Also the net-layer assignments will need to be set when initially transferring the design or whenever layers are changed within the design. The net-layer assignments will vary between designs, and users will need to consider separating the routing layers with signals with those for ground and power planes. However, most users can safely enable all net-layer assignments initially.

2. Manage Trace Width Settings
An acceptable default trace setting can be between 6 to 10 mils for most signal traces. A value of 10 mils is typical for most board designs, and thinner trace settings can be used for high-density boards. Trace widths need to be carefully considered for any special signal considerations, such as current carrying traces (wider power or ground traces to handle more current). A wider trace is typically set for higher currents. Also, larger trace-to-trace clearance settings need to be used for high-voltage signals to prevent arcing and for safety considerations. For quantitative data to be used based on the circuit's design criteria, refer to the tables in IPC-2221, Generic Standard on Printed Board Design. During some of the semi-automatic and autorouting trace drawing modes, the algorithms may automatically decrease the width of the trace to fit the trace between pads, objects, or other traces. The trace min width setting can be used to prevent traces from getting too thin.

About the author
Mahmoud Wahby has been part of the product marketing team at National Instrument since 2011. His responsibilities include defining product positioning and marketing strategy, working on launch campaigns of new product releases, and driving awareness and relationships with partner companies for the circuit design tools at the company.

To download the PDF version of this article, click here.

Want to more of this to be delivered to you for FREE?

Subscribe to EDN Asia alerts and receive the latest design ideas and product news in your inbox.

Got to make sure you're not a robot. Please enter the code displayed on the right.

Time to activate your subscription - it's easy!

We have sent an activate request to your registerd e-email. Simply click on the link to activate your subscription.

We're doing this to protect your privacy and ensure you successfully receive your e-mail alerts.

Add New Comment
Visitor (To avoid code verification, simply login or register with us. It is fast and free!)
*Verify code:
Tech Impact

Regional Roundup
Control this smart glass with the blink of an eye
K-Glass 2 detects users' eye movements to point the cursor to recognise computer icons or objects in the Internet, and uses winks for commands. The researchers call this interface the "i-Mouse."
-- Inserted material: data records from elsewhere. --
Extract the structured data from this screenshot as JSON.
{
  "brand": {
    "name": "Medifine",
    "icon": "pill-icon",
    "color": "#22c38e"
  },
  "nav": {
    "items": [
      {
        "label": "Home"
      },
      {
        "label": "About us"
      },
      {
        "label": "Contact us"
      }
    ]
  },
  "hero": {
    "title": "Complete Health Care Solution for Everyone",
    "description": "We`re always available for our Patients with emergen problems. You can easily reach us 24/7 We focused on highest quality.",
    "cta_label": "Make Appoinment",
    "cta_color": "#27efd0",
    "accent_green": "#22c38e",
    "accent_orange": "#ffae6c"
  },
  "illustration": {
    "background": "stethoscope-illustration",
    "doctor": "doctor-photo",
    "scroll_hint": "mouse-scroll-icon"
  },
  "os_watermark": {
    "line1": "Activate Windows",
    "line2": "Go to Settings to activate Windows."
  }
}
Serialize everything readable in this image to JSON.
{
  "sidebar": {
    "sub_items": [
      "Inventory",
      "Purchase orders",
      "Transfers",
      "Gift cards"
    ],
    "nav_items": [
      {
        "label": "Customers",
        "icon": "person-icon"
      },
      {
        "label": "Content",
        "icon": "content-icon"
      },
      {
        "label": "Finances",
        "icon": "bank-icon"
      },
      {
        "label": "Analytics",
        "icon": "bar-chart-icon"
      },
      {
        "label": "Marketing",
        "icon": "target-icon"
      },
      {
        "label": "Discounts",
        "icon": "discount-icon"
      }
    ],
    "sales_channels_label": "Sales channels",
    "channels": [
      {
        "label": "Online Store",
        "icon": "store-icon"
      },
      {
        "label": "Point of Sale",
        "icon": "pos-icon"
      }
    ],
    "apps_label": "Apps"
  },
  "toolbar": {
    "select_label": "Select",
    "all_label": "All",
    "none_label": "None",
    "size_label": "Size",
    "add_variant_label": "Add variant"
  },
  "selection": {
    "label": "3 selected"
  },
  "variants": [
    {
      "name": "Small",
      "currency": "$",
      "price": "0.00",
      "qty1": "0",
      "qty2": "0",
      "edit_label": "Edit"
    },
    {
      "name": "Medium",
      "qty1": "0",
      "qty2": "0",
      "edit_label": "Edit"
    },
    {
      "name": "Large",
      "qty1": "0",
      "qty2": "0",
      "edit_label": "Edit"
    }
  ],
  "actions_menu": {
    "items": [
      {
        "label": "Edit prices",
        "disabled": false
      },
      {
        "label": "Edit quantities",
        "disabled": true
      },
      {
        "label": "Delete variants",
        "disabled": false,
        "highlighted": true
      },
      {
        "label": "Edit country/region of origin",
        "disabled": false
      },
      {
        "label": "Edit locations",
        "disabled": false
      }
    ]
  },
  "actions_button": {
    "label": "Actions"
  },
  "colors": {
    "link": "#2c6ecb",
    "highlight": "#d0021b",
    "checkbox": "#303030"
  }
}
GlobalFoundries extends grants to Singapore students
ARM, Tencent Games team up to improve mobile gaming

News | Products | Design Features | Regional Roundup | Tech Impact